• _EXERCISE OBJECTIVE_
Below are some records. Copy every line in them that holds "objeto".

* * * * *

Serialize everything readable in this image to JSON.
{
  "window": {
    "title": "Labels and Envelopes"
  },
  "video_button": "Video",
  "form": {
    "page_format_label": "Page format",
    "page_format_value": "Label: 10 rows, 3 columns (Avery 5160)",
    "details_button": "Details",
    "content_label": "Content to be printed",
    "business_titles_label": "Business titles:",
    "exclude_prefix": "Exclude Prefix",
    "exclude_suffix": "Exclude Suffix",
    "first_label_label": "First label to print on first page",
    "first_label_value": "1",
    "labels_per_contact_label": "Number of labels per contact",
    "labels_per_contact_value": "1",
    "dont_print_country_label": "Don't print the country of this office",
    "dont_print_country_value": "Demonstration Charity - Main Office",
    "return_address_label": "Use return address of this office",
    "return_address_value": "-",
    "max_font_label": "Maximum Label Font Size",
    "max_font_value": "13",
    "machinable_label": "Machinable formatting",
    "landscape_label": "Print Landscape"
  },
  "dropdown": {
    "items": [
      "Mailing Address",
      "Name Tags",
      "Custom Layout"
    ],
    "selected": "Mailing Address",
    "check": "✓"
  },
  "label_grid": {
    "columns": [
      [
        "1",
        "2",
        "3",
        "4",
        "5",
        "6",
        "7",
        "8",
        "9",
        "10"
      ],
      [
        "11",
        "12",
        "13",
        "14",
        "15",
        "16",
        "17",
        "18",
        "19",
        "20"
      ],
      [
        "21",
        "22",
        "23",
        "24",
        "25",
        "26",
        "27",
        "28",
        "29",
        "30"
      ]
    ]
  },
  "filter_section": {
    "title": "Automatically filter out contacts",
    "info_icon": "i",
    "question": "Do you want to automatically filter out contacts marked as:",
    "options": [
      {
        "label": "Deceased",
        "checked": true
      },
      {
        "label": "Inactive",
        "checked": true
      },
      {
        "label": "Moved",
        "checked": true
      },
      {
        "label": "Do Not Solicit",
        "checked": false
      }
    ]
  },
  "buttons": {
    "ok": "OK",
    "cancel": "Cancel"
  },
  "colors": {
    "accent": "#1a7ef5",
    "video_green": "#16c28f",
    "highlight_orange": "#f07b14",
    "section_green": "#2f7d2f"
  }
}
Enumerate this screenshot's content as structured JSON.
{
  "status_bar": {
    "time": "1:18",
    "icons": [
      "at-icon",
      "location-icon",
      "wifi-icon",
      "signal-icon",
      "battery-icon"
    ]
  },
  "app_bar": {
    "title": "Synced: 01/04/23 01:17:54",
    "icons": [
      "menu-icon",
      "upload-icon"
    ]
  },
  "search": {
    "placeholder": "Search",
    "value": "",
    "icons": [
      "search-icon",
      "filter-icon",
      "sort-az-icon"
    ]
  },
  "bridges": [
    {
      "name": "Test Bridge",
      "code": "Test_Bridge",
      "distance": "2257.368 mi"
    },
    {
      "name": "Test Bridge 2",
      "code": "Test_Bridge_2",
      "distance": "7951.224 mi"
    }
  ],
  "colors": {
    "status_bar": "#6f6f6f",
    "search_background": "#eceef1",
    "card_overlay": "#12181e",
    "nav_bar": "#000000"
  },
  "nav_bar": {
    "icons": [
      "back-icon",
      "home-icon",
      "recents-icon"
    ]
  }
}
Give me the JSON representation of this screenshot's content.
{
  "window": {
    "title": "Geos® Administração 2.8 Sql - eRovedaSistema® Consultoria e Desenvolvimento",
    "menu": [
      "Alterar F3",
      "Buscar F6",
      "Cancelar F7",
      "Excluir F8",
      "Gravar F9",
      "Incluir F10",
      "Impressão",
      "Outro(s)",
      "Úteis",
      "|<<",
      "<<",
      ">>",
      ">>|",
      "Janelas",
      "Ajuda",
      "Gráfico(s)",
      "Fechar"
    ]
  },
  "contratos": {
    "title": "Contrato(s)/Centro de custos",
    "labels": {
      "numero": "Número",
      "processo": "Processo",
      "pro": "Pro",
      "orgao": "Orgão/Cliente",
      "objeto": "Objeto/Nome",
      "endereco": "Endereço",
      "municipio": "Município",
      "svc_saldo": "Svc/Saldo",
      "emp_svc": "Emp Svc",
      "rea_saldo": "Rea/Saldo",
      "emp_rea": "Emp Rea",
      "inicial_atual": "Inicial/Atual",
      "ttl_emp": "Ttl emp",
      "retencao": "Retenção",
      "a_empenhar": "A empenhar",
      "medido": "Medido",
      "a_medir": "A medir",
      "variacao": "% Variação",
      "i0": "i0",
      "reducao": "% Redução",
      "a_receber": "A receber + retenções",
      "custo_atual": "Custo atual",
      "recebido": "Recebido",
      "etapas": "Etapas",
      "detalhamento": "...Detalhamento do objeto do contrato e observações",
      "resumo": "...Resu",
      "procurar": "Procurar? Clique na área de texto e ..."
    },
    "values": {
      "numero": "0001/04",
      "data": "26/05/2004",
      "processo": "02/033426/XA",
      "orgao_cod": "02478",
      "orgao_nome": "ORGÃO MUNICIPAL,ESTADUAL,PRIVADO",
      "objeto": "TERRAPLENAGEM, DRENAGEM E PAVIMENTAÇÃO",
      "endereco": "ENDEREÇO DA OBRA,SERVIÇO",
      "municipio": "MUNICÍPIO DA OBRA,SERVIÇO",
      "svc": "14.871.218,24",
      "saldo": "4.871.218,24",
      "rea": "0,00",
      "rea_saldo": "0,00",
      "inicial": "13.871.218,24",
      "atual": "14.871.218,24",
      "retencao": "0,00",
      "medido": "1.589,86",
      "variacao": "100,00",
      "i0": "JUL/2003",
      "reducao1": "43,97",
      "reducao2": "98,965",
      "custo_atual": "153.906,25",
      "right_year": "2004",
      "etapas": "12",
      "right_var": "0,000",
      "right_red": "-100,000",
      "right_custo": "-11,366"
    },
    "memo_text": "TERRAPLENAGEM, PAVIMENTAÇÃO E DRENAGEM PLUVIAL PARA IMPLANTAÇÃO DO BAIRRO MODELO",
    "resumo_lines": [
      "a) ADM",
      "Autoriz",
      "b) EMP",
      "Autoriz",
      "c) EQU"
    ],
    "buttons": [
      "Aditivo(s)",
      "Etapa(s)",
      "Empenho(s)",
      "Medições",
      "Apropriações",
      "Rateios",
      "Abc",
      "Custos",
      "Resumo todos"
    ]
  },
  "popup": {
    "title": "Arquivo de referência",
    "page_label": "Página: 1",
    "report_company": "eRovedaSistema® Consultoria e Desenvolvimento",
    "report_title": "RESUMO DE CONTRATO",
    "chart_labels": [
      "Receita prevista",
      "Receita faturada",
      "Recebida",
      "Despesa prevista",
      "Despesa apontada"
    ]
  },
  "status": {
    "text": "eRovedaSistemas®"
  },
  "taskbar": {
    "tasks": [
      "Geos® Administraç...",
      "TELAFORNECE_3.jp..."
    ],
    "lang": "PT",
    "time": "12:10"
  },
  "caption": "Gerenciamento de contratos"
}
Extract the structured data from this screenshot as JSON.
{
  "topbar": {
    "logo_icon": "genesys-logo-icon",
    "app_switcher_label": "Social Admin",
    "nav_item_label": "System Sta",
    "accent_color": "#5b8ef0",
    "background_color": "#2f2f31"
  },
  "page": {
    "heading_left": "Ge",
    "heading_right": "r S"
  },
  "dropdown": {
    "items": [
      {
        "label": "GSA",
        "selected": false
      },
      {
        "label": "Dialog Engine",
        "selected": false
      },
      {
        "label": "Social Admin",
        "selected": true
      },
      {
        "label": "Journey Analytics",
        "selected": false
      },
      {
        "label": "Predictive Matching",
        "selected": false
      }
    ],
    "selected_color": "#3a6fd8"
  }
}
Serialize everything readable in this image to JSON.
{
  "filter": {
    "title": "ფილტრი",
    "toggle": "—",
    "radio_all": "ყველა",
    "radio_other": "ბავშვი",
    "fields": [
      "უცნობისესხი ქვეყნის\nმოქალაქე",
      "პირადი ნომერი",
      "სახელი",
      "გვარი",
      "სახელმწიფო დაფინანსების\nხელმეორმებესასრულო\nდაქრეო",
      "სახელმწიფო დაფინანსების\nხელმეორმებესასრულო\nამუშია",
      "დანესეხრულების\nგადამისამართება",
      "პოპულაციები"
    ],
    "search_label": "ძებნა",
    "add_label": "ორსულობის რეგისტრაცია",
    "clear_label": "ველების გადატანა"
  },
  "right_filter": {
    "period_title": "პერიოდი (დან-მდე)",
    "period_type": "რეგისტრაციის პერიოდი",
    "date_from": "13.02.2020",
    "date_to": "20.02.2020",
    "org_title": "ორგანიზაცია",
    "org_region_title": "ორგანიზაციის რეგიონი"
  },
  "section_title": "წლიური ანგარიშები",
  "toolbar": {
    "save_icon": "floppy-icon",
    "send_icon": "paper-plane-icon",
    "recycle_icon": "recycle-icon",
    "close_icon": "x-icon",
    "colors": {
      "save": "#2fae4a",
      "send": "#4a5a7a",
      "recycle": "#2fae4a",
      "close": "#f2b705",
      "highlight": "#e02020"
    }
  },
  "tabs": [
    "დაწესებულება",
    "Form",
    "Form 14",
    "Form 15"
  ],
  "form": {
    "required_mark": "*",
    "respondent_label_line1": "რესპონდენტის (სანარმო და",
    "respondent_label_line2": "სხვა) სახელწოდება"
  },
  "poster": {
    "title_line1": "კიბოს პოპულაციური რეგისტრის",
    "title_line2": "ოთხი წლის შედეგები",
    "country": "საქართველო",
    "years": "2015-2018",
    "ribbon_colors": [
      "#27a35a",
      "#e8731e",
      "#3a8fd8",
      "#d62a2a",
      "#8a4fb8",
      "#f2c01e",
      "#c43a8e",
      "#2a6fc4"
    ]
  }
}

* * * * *

• _FINAL ANSWER_
      "objeto": "Objeto/Nome",
      "detalhamento": "...Detalhamento do objeto do contrato e observações",
      "objeto": "TERRAPLENAGEM, DRENAGEM E PAVIMENTAÇÃO",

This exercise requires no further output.